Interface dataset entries
Content starts

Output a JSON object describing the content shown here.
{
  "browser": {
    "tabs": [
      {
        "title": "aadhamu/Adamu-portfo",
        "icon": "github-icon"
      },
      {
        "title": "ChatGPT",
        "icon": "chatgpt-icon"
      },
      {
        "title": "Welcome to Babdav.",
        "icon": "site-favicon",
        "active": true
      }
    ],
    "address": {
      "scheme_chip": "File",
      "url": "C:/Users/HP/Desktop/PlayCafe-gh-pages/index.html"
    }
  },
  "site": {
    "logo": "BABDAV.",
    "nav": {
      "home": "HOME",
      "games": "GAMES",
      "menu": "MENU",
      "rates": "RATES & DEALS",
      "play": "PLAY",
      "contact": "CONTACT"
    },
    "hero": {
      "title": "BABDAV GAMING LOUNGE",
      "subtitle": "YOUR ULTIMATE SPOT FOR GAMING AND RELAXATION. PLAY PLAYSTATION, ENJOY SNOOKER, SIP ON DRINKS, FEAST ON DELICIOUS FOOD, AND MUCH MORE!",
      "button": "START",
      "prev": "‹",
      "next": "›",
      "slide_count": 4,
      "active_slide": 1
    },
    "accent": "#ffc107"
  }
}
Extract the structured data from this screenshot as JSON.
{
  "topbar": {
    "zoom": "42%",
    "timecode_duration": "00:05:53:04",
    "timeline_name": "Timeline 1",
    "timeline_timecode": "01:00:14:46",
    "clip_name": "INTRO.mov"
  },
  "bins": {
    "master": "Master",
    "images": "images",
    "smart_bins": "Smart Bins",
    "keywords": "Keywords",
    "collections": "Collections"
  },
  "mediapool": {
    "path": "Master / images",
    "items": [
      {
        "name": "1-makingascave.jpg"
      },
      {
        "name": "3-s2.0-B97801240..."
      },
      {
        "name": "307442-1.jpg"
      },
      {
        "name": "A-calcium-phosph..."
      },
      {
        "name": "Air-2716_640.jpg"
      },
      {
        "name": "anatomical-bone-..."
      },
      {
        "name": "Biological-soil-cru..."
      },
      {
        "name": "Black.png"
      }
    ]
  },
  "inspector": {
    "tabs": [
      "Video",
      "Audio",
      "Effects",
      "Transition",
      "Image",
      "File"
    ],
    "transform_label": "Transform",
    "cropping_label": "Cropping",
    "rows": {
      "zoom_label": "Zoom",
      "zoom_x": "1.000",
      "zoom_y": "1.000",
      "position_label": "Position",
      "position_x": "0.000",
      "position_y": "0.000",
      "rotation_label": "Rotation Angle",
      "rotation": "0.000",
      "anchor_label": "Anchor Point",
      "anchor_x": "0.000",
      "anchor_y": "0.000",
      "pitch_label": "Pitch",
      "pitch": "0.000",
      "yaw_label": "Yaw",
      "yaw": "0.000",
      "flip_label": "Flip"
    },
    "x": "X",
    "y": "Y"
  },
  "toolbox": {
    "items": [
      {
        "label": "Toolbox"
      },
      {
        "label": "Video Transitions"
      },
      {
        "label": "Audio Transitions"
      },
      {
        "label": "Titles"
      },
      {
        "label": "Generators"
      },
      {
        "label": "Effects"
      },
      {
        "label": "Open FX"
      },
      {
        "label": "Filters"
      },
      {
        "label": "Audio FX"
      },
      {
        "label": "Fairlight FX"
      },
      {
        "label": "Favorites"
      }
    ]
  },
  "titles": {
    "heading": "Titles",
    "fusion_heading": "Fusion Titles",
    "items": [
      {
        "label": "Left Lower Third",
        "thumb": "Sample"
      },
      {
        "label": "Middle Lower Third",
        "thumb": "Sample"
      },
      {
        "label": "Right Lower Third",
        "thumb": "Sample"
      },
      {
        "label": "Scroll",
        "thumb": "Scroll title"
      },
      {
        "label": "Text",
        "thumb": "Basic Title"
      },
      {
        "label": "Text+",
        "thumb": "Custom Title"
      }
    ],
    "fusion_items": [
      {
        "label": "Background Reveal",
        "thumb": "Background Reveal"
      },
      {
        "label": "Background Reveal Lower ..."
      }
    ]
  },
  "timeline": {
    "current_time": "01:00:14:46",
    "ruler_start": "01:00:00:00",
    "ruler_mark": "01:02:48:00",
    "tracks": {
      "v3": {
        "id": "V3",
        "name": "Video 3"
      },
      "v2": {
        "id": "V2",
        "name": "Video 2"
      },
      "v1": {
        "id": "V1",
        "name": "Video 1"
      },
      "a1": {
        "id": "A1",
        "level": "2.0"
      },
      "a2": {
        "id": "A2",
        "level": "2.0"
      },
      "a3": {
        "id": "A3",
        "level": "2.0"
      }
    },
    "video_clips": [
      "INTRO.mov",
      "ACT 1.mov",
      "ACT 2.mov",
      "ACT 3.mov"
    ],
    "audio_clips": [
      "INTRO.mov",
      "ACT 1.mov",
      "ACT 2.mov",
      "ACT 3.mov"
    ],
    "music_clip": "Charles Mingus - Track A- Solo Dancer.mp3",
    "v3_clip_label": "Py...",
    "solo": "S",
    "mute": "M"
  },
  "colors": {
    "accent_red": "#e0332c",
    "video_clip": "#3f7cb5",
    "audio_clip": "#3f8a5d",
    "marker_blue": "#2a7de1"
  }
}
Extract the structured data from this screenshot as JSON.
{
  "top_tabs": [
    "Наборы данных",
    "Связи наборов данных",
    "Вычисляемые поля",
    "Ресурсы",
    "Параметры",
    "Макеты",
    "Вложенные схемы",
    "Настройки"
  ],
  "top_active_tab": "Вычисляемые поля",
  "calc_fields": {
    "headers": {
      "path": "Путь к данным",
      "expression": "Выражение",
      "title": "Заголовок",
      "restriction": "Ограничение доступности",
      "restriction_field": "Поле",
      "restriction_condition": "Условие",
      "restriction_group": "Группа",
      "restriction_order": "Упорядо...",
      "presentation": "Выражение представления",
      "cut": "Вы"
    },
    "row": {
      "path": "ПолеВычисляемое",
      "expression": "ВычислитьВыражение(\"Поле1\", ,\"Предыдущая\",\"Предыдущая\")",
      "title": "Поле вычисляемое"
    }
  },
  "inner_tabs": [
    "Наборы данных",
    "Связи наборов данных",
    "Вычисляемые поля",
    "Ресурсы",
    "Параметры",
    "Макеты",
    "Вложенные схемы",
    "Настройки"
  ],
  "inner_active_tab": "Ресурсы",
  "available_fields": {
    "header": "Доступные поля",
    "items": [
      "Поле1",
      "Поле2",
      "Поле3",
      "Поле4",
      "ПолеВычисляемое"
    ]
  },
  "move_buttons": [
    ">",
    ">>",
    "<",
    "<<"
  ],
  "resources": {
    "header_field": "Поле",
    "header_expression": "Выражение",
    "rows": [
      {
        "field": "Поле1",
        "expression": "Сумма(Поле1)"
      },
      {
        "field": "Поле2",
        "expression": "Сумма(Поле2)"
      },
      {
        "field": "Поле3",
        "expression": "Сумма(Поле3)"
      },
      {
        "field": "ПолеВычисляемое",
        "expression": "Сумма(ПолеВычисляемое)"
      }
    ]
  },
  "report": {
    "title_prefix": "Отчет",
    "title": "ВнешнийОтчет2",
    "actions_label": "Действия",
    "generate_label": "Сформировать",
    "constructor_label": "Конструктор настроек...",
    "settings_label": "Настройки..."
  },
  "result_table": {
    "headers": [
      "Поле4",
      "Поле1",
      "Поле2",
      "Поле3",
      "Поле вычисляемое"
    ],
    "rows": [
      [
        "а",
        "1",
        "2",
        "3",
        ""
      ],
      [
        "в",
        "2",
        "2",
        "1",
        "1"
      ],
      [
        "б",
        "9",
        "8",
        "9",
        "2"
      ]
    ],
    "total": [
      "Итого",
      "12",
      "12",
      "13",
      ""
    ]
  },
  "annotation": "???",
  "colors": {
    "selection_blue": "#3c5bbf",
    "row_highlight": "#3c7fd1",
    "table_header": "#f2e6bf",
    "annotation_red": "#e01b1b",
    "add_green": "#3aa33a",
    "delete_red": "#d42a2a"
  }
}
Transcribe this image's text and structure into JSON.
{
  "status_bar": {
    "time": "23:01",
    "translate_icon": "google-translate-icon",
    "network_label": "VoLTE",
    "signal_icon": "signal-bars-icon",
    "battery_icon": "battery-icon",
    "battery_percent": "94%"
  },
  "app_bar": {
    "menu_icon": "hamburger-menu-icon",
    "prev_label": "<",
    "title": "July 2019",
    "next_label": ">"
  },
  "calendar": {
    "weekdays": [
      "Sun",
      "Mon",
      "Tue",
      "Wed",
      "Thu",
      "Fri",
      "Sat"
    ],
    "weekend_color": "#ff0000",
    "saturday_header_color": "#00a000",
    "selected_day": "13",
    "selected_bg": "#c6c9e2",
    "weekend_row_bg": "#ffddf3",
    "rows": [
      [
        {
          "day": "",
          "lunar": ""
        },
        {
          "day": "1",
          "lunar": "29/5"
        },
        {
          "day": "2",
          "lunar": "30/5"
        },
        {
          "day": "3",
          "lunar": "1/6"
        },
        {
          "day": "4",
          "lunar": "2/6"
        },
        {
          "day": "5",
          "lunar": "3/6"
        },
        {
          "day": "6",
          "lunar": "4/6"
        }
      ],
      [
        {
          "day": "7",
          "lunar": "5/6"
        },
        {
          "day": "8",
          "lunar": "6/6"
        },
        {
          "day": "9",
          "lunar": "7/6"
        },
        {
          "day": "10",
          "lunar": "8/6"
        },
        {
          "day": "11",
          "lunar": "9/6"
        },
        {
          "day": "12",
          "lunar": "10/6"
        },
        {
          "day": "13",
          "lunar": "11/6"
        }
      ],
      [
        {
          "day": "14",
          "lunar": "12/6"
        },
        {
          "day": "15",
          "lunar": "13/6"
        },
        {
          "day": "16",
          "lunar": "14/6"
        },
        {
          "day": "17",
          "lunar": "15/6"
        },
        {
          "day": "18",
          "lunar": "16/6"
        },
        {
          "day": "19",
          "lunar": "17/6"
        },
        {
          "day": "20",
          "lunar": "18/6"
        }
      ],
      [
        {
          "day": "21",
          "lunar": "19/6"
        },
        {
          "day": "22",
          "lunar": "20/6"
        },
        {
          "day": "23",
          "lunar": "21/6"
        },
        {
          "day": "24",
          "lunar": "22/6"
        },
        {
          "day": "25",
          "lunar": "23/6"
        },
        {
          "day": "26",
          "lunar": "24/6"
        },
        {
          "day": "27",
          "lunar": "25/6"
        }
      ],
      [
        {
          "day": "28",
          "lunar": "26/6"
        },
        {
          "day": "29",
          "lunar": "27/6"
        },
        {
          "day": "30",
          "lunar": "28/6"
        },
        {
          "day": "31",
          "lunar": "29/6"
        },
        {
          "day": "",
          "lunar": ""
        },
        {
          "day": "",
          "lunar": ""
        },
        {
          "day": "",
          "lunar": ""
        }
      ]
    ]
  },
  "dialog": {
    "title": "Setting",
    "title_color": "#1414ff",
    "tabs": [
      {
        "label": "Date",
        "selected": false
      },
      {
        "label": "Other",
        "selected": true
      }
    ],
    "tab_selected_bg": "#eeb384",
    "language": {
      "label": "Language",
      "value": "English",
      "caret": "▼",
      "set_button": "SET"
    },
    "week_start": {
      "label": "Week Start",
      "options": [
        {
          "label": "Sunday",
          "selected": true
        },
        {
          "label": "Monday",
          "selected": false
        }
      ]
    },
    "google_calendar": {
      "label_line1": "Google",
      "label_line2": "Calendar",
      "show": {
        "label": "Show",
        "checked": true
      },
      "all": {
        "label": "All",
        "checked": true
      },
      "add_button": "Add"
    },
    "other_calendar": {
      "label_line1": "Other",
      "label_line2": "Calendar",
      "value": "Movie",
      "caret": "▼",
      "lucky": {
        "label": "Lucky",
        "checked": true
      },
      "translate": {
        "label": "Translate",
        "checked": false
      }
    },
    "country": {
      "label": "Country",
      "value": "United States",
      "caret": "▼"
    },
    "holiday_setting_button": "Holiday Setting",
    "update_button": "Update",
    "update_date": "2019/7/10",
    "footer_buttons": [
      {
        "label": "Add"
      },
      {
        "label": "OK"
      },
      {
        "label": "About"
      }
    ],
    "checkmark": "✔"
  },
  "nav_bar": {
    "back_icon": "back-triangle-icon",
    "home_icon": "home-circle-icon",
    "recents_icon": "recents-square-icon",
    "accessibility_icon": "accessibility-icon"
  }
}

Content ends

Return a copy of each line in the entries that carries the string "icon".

        "icon": "github-icon"
        "icon": "chatgpt-icon"
        "icon": "site-favicon",
    "translate_icon": "google-translate-icon",
    "signal_icon": "signal-bars-icon",
    "battery_icon": "battery-icon",
    "menu_icon": "hamburger-menu-icon",
    "back_icon": "back-triangle-icon",
    "home_icon": "home-circle-icon",
    "recents_icon": "recents-square-icon",
    "accessibility_icon": "accessibility-icon"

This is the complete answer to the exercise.